**EXERCISE DIRECTIONS**:
Count every line in the entries that holds the word "this". The reply is that count alone.

Segment Start: EXCERPTED RECORDS

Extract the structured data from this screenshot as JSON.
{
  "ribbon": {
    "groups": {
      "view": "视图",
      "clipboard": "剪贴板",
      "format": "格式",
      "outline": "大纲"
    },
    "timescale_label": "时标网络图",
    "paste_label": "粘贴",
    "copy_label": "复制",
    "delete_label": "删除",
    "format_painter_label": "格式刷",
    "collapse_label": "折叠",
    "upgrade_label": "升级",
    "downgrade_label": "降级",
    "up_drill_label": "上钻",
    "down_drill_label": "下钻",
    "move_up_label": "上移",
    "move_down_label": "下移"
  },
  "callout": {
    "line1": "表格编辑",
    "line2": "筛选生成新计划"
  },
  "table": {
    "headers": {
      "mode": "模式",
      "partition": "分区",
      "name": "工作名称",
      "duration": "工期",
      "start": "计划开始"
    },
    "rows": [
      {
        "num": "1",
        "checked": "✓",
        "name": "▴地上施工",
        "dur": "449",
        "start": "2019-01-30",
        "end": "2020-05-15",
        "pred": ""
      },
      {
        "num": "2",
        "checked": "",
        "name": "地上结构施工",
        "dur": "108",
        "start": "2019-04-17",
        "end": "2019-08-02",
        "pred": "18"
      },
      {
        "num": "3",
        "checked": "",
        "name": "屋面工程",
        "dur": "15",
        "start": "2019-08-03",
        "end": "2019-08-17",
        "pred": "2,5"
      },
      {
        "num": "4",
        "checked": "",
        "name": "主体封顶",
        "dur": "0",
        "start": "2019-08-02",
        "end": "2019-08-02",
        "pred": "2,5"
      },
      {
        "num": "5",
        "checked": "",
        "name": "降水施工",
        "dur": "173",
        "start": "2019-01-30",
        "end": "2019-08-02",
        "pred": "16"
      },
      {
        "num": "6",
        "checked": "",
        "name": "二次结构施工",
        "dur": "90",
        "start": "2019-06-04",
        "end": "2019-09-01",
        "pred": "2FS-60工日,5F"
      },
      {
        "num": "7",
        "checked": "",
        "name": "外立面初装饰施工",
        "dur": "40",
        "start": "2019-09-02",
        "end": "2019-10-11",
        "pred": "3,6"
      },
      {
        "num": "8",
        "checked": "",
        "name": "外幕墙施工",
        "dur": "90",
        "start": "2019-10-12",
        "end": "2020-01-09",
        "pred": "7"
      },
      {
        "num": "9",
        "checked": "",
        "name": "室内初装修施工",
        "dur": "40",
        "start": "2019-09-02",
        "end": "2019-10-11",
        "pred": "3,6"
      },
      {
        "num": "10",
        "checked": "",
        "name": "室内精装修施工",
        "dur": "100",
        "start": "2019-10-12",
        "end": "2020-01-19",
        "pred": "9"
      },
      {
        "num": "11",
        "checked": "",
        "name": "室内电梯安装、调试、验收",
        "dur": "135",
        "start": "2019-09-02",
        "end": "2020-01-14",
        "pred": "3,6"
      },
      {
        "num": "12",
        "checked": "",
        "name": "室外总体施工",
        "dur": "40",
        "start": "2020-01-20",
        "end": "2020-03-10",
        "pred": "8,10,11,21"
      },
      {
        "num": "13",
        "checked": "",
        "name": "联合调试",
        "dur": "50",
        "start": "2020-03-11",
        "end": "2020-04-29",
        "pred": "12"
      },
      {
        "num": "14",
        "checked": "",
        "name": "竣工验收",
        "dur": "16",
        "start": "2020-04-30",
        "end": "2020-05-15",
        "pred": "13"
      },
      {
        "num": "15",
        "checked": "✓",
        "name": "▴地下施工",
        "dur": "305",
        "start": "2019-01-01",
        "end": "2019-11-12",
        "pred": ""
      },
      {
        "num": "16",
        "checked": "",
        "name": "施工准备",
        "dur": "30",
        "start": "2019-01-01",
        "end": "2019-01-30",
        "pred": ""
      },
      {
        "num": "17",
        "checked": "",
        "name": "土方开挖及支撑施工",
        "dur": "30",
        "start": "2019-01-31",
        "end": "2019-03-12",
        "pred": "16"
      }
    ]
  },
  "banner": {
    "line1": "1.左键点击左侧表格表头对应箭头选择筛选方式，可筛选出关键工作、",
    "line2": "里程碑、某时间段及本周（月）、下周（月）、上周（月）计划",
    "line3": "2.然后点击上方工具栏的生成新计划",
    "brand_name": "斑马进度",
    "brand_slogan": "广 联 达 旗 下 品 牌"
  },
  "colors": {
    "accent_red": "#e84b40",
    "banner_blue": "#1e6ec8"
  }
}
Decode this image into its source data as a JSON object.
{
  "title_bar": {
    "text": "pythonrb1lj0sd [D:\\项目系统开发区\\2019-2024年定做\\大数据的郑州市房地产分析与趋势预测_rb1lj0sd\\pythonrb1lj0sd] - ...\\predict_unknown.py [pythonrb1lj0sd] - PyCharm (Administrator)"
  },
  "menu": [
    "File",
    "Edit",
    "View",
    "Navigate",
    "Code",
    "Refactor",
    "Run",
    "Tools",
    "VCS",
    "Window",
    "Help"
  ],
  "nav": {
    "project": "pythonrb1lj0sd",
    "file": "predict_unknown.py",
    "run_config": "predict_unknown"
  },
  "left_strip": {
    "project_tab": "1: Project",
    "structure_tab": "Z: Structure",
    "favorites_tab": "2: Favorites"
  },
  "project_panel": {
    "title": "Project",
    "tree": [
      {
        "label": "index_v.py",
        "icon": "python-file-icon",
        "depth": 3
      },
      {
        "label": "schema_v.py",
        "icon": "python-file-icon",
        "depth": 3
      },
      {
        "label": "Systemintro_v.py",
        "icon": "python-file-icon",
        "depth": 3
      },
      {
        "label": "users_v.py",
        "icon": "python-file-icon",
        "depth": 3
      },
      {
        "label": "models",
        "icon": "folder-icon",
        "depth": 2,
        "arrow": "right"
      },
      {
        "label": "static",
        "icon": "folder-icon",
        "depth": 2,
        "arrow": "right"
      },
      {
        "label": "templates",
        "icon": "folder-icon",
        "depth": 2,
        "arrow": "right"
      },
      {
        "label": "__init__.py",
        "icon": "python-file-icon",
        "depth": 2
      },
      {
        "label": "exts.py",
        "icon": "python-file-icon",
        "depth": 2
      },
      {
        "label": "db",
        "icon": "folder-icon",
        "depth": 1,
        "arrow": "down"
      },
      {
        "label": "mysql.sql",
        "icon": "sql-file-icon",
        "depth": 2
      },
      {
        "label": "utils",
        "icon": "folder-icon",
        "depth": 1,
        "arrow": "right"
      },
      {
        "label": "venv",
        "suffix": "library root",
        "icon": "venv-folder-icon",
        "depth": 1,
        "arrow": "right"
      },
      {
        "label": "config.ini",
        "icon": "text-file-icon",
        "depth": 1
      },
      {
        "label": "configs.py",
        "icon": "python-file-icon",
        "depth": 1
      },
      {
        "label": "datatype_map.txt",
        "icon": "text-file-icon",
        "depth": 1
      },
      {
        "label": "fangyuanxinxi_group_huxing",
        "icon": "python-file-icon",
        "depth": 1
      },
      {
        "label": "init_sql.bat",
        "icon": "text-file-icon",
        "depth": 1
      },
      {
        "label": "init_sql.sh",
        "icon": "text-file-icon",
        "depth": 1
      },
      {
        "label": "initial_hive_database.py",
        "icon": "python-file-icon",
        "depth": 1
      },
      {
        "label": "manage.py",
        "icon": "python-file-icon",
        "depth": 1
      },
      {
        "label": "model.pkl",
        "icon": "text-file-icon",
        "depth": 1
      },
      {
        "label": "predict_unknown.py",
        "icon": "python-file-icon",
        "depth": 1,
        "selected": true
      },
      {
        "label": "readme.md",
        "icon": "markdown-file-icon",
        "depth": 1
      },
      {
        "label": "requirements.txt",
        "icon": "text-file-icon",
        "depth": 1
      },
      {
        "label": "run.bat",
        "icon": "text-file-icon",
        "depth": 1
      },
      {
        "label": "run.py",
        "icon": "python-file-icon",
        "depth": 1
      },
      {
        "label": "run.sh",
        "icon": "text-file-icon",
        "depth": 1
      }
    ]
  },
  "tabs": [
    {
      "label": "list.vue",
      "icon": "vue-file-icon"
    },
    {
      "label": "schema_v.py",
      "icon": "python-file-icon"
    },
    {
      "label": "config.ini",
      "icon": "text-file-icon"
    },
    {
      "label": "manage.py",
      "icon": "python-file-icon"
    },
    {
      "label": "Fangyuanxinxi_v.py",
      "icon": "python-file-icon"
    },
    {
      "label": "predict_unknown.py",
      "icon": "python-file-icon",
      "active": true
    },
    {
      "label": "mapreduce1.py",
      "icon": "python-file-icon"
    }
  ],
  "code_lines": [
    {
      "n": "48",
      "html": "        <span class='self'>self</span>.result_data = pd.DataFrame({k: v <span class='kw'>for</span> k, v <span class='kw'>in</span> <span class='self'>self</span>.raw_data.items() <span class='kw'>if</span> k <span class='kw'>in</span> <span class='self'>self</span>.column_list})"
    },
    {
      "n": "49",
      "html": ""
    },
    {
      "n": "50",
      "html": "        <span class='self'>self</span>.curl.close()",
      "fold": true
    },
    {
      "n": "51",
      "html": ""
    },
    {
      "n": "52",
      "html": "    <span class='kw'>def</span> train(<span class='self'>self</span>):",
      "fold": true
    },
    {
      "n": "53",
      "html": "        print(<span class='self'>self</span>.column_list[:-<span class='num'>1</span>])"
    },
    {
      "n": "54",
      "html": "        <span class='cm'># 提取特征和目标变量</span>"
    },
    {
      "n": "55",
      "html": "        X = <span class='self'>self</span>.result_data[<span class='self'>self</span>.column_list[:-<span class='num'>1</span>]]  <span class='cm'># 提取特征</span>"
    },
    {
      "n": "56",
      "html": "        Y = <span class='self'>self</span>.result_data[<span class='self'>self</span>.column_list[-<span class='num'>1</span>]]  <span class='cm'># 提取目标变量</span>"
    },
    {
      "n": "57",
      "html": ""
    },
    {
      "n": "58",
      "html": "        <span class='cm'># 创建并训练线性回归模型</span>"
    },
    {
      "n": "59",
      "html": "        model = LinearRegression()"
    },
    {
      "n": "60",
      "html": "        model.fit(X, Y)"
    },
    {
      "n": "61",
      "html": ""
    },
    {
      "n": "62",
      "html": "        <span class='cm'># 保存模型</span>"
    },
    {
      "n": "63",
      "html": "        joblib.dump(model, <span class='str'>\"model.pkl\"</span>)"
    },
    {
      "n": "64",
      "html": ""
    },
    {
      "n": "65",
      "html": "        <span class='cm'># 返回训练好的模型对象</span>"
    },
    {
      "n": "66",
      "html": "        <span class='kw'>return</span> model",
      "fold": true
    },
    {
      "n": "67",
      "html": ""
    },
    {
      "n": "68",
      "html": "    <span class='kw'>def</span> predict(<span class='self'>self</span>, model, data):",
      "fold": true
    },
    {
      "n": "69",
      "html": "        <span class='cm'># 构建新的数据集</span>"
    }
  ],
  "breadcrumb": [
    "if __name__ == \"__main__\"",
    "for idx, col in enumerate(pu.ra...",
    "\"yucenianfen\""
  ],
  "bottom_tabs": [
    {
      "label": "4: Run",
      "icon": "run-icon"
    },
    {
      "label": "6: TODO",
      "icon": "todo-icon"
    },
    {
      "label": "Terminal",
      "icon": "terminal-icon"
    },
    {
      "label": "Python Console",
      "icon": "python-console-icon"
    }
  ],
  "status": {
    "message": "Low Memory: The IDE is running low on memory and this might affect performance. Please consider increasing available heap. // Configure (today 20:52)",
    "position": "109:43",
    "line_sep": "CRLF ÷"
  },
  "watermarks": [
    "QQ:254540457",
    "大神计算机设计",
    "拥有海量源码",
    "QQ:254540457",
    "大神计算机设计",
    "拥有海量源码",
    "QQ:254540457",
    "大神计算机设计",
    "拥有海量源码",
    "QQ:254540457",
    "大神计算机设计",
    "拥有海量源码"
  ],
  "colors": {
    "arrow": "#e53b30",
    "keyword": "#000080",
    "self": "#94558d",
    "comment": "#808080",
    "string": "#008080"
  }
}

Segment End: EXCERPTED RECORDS

**RESPONSE AREA**:
3